A rough draft of the bill specifies credit unions with more than $100 million in assets and serving more than one county will be affected, but those numbers are subject to debate and likely will change by the end of the legislative season, UBA President Howard Headlee told the Deseret News editorial board.
The bill, sponsored by Rep. Jeff Alexander, R-Provo, probably will affect only the two largest credit unions, Mountain America and America First, Headlee said. Those two organizations have about 450,000 members.
"With Mountain America and America First, it's hard to establish that 'commonality of routine activity' " that forms the backbone of traditional credit unions, Headlee said. "Mountain America is in seven counties and includes over 100 groups. They've gone well beyond what the federal charter would allow and anything that the state charter should allow."
The "tax advantage" credit unions enjoy translates into a $12 million annual competitive advantage over banks, Headlee said. Banks aren't looking for special treatment, he said, just a level playing field.
"It's an issue of fairness. For some credit unions, this whole notion of meaningful affinity and common bond is really becoming a farce," Headlee said. "We recognize that and are willing to welcome them as competitors — as long as it's fair competition."
That sounds good, said Scott Earl, president of the Utah League of Credit Unions.
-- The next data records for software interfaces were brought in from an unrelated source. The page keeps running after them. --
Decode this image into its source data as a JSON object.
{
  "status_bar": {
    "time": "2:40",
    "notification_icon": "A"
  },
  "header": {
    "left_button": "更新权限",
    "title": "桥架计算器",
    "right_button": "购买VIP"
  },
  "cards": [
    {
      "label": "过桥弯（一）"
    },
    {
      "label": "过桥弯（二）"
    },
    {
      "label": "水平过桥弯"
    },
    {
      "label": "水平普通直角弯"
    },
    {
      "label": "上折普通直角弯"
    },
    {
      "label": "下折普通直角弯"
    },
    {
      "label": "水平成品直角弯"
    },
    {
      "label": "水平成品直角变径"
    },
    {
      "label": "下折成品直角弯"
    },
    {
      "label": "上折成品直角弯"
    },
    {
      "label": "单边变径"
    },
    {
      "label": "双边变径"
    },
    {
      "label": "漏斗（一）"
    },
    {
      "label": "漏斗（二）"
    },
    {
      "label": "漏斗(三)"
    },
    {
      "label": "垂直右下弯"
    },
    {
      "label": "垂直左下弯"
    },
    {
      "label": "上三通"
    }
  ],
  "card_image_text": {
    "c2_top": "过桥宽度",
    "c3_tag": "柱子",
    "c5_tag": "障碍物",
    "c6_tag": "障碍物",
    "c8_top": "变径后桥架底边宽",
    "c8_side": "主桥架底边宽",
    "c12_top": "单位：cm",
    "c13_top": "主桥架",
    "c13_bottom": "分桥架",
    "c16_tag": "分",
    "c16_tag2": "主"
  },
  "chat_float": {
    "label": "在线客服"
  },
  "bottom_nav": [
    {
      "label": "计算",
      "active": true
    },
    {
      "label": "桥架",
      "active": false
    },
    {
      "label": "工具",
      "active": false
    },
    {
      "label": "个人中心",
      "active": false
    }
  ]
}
If only it were true.
"It's not the credit union members that banks want, it's that they don't want to have to compete against lower-cost auto loans and lower fees," Earl said. "If they can get credit unions to be taxed like banks, then maybe they'll eventually make credit unions into banks."
Banks like to pick on Mountain America and America First because of their size and their assets. But size doesn't determine identity, Earl said.
"When does a credit union cease to be a credit union? Because it's bigger or serves more people? No," he said. "It never ceases to be a credit union unless it moves from its core principles — from being a cooperative, where one member has one vote and the beneficiaries and decision makers are the members."
To which bankers might respond, "Duh."
"It's no mystery that they should be able to price better than us," said Kelly Matthews, executive vice president of Wells Fargo's Intermountain Region. "That's obvious. But we know that the subsidies that are passed back to you as a credit union member are nowhere near the amount you're giving up as a taxpayer. You don't see what you're giving up. You only see the tiny slice of the pie you're getting."
Both sides of the rancorous debate pledge to fight on for the good of their constituents. Amid a palate of familiar arguments and comebacks, they agree on one thing: It won't be easy.